Supplied records
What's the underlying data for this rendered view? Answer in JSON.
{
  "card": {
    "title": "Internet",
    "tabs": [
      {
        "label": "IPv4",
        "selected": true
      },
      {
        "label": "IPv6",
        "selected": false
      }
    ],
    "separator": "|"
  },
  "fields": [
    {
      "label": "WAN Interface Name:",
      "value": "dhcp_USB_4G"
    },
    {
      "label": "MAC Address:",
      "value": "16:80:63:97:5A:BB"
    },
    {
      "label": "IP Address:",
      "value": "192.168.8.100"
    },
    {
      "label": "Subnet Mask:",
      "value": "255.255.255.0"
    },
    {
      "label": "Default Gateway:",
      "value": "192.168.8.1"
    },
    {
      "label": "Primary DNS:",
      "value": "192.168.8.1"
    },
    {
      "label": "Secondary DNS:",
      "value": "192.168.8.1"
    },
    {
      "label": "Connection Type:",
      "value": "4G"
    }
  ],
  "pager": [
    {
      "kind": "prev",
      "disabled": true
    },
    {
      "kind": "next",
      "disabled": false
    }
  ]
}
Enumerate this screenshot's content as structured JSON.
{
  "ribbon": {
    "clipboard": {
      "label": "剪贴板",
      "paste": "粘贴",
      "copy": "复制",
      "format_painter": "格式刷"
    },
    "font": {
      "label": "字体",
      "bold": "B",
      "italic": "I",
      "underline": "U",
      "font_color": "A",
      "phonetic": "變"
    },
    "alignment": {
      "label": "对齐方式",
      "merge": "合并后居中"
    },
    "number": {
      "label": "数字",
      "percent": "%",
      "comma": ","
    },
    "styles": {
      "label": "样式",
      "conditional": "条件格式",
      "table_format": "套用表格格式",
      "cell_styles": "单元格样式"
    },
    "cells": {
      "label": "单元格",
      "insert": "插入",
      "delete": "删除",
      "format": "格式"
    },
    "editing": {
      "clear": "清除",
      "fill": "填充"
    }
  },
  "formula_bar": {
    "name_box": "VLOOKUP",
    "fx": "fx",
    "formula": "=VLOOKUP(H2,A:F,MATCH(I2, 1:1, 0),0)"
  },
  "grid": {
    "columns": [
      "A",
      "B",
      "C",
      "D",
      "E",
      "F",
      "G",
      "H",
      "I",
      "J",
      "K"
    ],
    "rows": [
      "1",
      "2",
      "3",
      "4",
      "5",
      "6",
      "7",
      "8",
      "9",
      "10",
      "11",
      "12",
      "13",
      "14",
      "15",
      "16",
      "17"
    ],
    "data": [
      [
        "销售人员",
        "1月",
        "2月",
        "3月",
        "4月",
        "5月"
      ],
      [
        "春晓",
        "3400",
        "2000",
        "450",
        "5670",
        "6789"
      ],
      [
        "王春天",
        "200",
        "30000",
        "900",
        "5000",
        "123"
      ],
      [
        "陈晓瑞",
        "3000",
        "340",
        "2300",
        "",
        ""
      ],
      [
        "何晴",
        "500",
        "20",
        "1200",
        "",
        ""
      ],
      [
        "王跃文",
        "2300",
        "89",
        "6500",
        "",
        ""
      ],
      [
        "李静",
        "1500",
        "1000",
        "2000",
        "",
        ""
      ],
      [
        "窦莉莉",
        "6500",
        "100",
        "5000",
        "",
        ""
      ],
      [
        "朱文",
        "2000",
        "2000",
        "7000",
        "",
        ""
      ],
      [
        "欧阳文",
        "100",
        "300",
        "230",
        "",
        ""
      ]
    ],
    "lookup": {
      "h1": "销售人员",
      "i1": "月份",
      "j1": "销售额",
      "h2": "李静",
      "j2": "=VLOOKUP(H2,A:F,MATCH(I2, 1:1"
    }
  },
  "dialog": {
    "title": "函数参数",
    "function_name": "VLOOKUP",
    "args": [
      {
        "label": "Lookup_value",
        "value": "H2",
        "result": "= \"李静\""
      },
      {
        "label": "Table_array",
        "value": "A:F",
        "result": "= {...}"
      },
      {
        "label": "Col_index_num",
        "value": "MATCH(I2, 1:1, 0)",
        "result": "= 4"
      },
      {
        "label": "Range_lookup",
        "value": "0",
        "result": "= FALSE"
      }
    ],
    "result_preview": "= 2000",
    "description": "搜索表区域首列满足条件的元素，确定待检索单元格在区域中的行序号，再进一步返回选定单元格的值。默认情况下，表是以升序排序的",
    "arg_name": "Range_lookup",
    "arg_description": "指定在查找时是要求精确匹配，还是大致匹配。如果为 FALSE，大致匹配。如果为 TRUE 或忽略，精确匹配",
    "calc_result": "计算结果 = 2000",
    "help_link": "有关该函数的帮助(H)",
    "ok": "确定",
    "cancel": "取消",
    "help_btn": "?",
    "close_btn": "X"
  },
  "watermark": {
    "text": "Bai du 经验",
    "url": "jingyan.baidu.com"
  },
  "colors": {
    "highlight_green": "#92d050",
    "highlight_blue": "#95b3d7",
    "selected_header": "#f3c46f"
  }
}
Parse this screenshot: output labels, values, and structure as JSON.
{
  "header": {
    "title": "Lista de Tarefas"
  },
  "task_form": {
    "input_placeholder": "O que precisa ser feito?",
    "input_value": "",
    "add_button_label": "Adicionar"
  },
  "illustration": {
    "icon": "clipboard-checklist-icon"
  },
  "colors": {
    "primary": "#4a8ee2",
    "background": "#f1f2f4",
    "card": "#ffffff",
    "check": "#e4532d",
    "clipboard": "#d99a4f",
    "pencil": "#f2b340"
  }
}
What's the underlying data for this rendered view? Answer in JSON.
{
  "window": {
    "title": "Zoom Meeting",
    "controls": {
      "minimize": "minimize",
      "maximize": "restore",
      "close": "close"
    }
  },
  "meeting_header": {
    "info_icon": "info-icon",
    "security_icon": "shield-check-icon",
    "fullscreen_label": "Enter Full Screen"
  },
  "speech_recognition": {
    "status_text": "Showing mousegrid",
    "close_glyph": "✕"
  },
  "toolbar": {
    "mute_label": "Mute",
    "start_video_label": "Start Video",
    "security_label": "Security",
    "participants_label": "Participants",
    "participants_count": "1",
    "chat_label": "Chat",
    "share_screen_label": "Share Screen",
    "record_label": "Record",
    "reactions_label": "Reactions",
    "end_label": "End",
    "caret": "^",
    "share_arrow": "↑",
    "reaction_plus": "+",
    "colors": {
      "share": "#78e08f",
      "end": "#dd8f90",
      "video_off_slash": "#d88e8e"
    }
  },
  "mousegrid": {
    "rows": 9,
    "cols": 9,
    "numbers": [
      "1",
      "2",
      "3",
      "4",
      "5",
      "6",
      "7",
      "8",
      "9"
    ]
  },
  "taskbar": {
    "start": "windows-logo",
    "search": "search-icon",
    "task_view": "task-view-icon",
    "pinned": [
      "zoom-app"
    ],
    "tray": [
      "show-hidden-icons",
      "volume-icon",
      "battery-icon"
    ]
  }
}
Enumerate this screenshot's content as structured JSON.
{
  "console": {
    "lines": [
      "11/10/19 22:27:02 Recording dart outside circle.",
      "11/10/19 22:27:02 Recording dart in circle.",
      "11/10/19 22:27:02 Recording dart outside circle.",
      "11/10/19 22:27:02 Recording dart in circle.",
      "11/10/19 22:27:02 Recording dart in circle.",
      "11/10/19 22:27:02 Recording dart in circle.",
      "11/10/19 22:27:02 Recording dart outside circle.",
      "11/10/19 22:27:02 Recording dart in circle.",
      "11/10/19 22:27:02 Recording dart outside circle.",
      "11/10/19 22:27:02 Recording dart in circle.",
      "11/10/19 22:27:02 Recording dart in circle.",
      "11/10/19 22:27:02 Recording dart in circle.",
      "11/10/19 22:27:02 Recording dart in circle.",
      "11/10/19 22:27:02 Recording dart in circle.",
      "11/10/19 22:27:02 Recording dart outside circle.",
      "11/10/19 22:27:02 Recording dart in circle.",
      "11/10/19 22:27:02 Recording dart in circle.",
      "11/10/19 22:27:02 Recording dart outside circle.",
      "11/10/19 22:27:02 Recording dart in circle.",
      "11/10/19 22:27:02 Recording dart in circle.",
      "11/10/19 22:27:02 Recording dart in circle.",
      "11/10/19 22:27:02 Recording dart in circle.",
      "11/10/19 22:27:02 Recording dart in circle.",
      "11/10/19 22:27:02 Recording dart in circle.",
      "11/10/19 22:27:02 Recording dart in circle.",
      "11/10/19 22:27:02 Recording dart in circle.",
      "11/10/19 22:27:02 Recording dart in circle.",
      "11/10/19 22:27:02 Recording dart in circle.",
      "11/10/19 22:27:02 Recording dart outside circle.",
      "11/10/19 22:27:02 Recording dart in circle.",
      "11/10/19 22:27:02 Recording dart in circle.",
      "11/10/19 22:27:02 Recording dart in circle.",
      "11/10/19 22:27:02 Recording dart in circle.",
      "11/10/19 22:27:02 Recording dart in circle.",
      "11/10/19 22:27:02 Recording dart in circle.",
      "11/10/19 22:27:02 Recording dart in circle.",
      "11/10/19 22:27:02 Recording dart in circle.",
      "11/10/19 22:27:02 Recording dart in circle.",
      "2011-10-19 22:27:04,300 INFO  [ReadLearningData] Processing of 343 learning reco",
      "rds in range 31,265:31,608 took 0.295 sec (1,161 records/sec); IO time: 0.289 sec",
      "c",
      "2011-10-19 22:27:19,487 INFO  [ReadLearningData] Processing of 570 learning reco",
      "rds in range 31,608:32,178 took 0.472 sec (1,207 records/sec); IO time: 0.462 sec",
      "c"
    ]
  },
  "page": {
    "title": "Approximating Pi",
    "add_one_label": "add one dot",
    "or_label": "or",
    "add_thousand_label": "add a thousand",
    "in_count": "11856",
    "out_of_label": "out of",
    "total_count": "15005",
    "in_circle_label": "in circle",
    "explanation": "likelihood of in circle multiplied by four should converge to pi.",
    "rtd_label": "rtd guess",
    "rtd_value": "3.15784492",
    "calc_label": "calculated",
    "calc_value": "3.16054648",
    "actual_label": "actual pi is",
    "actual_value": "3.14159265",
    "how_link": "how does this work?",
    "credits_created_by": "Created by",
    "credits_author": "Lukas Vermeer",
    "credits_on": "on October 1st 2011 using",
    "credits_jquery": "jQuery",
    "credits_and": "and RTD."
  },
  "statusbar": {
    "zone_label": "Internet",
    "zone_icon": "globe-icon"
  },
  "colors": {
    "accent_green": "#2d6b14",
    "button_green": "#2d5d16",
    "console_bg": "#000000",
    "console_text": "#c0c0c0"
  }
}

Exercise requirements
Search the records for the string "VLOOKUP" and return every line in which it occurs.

Response to the task
    "name_box": "VLOOKUP",
    "formula": "=VLOOKUP(H2,A:F,MATCH(I2, 1:1, 0),0)"
      "j2": "=VLOOKUP(H2,A:F,MATCH(I2, 1:1"
    "function_name": "VLOOKUP",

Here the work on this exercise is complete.